Muhammad Shakir training at the Singapore Silat Federation. (Photo by Les Tan/Red Sports)
In December 2012, Singapore’s Muhammad Shakir Bin Juanda
was crowned world champion at the World Pencak Silat Championships in Chiang Rai, Thailand, after he came from behind to beat Vietnamese favourite, Le Si Kien, in the Class-I (85–90kg) category. He also took home the title of Best Athlete of the entire tournament.
The 24-year-old, who is also a South-East Asian (SEA) Games silver medalist, joined a list of successful silat champions who have done Singapore proud on the world stage.
RS: Throughout these 10 years of silat, what was your toughest challenge?
Shakir: I was the second pick to Mohd Zulfakar for a long time. Zulfakar was a SEA Games champion and also a world champion in 2002. We were in the C-Class (55-60 kg). I was his reserve in the Singapore team. In order to represent Singapore in the major games, I had to defeat him. At that point, I kept losing to him and it was very tough. I felt like giving up and I was thinking of quitting the sport. Every time there was a competition, I was in the second team and I endured it for three years. After three years, my break finally came. There was a trial for the 2007 SEA Games and Zulfakar was injured. I won the trial and I represented Singapore for the first time at a major games in 2007.
RS: Were there sacrifices that you had to make?
Shakir: One of the main sacrifices that I had to make is spending time with my family. I spend most of my time training and have very little time to sit down with my family to bond. I work at the Singapore Silat Federation and after 6 p.m., I will just stay and continue training. By the time I finish, it is already 10 p.m. and I’ll be tired by then so I do not have much time with my family or friends. There was no time to catch up with them or watch a movie together. Most of my time is spent here at the Singapore Silat Federation.
RS: Walk us through the tournament in Thailand. How did you feel each step of the way?
Shakir: The world championship is the biggest competition that the International Pencak Silat Association organises. It is held every two years and the best from every continent competes there. My first opponent was a tall, big Russian. He was like a Russian tank! At the weigh-in, I was like, “Wow!” when I saw he was 89 kg. I was the smallest there at only 85.5 kg. I knew I had to fight properly to stay injury-free because he would keep pushing me. During the match, I managed to get many points because he was not agile. I still had the speed from being from a lighter category and that was my advantage. He also lacked technique so that was how I managed to beat him.

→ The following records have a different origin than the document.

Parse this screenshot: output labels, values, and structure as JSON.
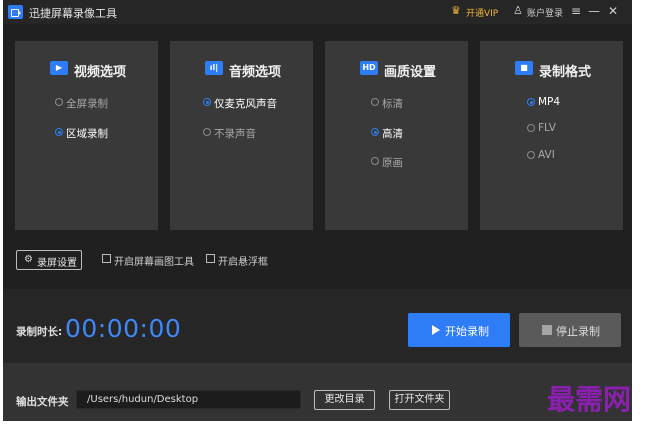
{
  "window": {
    "title": "迅捷屏幕录像工具",
    "vip_label": "开通VIP",
    "login_label": "账户登录",
    "controls": [
      "≡",
      "—",
      "✕"
    ]
  },
  "panels": [
    {
      "icon": "video-play-icon",
      "icon_glyph": "▶",
      "title": "视频选项",
      "options": [
        {
          "label": "全屏录制",
          "selected": false
        },
        {
          "label": "区域录制",
          "selected": true
        }
      ]
    },
    {
      "icon": "audio-wave-icon",
      "icon_glyph": "ıl|",
      "title": "音频选项",
      "options": [
        {
          "label": "仅麦克风声音",
          "selected": true
        },
        {
          "label": "不录声音",
          "selected": false
        }
      ]
    },
    {
      "icon": "hd-icon",
      "icon_glyph": "HD",
      "title": "画质设置",
      "options": [
        {
          "label": "标清",
          "selected": false
        },
        {
          "label": "高清",
          "selected": true
        },
        {
          "label": "原画",
          "selected": false
        }
      ]
    },
    {
      "icon": "camera-icon",
      "icon_glyph": "■",
      "title": "录制格式",
      "options": [
        {
          "label": "MP4",
          "selected": true
        },
        {
          "label": "FLV",
          "selected": false
        },
        {
          "label": "AVI",
          "selected": false
        }
      ]
    }
  ],
  "toolbar": {
    "settings_label": "录屏设置",
    "settings_icon_glyph": "⚙",
    "checkbox_draw": "开启屏幕画图工具",
    "checkbox_float": "开启悬浮框"
  },
  "recording": {
    "duration_label": "录制时长:",
    "timer": "00:00:00",
    "start_label": "开始录制",
    "stop_label": "停止录制"
  },
  "output": {
    "label": "输出文件夹",
    "path": "/Users/hudun/Desktop",
    "change_dir_label": "更改目录",
    "open_folder_label": "打开文件夹"
  },
  "watermark": "最需网",
  "colors": {
    "accent": "#2e7df6",
    "vip": "#f3b43b",
    "background": "#2b2b2b",
    "panel": "#393939",
    "watermark": "#8b1fb0"
  }
}
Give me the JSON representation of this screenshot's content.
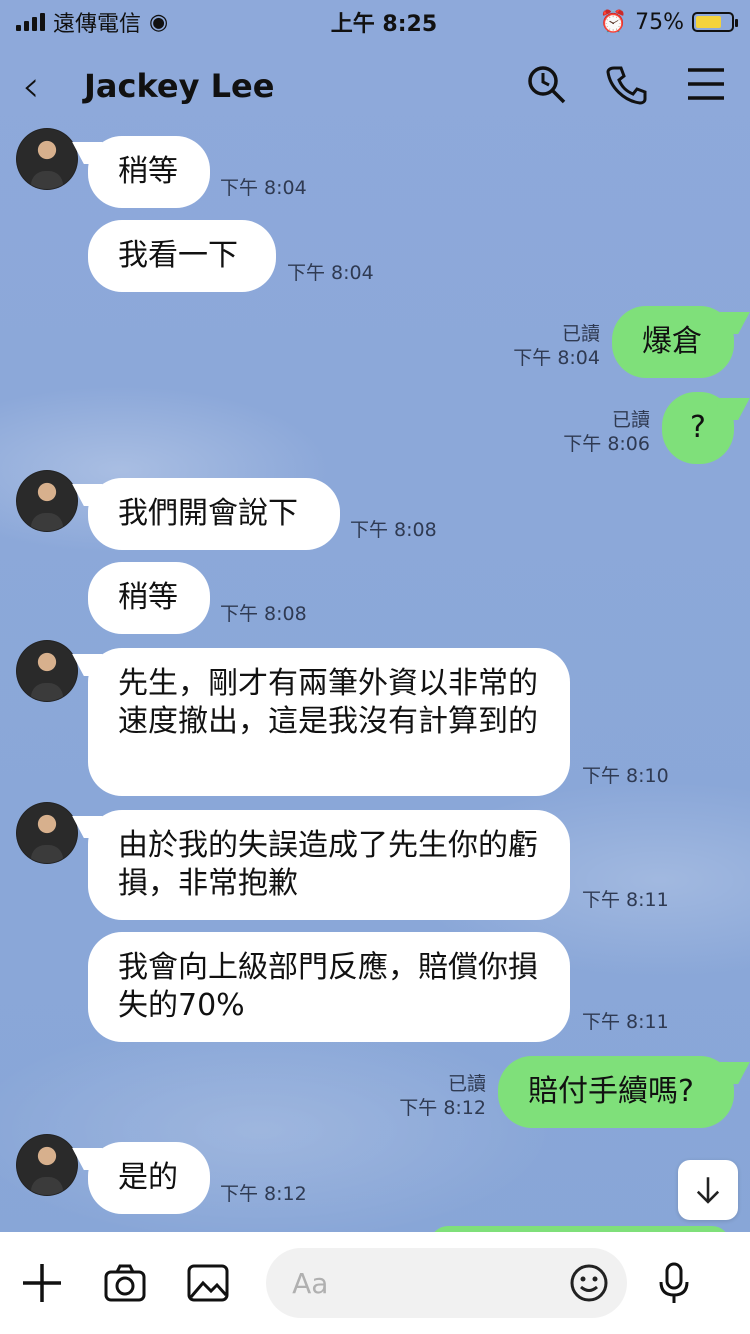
{
  "status_bar": {
    "carrier": "遠傳電信",
    "time": "上午 8:25",
    "battery": "75%",
    "battery_level": 0.75
  },
  "header": {
    "back_glyph": "‹",
    "title": "Jackey Lee"
  },
  "messages": [
    {
      "side": "left",
      "text": "稍等",
      "time": "下午 8:04"
    },
    {
      "side": "left",
      "text": "我看一下",
      "time": "下午 8:04"
    },
    {
      "side": "right",
      "text": "爆倉",
      "read": "已讀",
      "time": "下午 8:04"
    },
    {
      "side": "right",
      "text": "?",
      "read": "已讀",
      "time": "下午 8:06"
    },
    {
      "side": "left",
      "text": "我們開會說下",
      "time": "下午 8:08"
    },
    {
      "side": "left",
      "text": "稍等",
      "time": "下午 8:08"
    },
    {
      "side": "left",
      "text": "先生，剛才有兩筆外資以非常的速度撤出，這是我沒有計算到的",
      "time": "下午 8:10"
    },
    {
      "side": "left",
      "text": "由於我的失誤造成了先生你的虧損，非常抱歉",
      "time": "下午 8:11"
    },
    {
      "side": "left",
      "text": "我會向上級部門反應，賠償你損失的70%",
      "time": "下午 8:11"
    },
    {
      "side": "right",
      "text": "賠付手續嗎?",
      "read": "已讀",
      "time": "下午 8:12"
    },
    {
      "side": "left",
      "text": "是的",
      "time": "下午 8:12"
    }
  ],
  "input": {
    "placeholder": "Aa"
  },
  "colors": {
    "background": "#8aa8d8",
    "outgoing_bubble": "#7fe07a",
    "incoming_bubble": "#ffffff"
  },
  "icons": [
    "back-icon",
    "search-icon",
    "phone-icon",
    "menu-icon",
    "plus-icon",
    "camera-icon",
    "image-icon",
    "emoji-icon",
    "mic-icon",
    "arrow-down-icon"
  ]
}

In the second round, my opponent was a guy from the United Kingdom. He was a tall, bald, black man. I think he has a background in boxing because he punched a lot more. After the match, I couldn’t even stand straight because my chest was all red! I had to do a lot of recovery after that one.
My opponent in the semi-finals was a guy from the Netherlands. That is the top country in Europe and this was their top fighter. After the first round, I saw that I was losing then I told myself, “Shakir, you’re an Asian and silat is from Asia. You cannot lose to a European!” I had that mentality and that ego. Eventually, I won the second and third rounds. I suffered a lot of injures at that point. I had a sprained ankle, a bruised shin and a swollen shoulder from all the punching. Fortunately, there was one day of rest before the final. I just focused on recovery and did not do any training at all.
During the final, I had to fight the Vietnamese Le Si Kien, who is 1.9 metres plus, the tallest opponent in the competition. After the first round, I noticed my points were way behind on the big scoreboard, but I also saw my teammates and coaches supporting and cheering for me. I saw the Singapore flag waving high and I knew I just had to try my very best. I told myself, “Whatever it is, you must know you have done your best.”
I attacked and attacked in the second and third round without stopping after that. I saw some signs of fatigue from him in the second round and that encouraged me to keep on attacking. After the final bell, I knew I did my best. I didn’t know I won though the results were shown. I saw my coaches pumping their fists, but I didn’t know what happened. I was too tired! The referee raise my hand and I was just filled with emotions. It was the best moment ever and it simply cannot be described with words.The above is an excerpt from a recent interview by RedSports with World Silat Champion Shakir. To access the full interview, visit this link here at RedSports.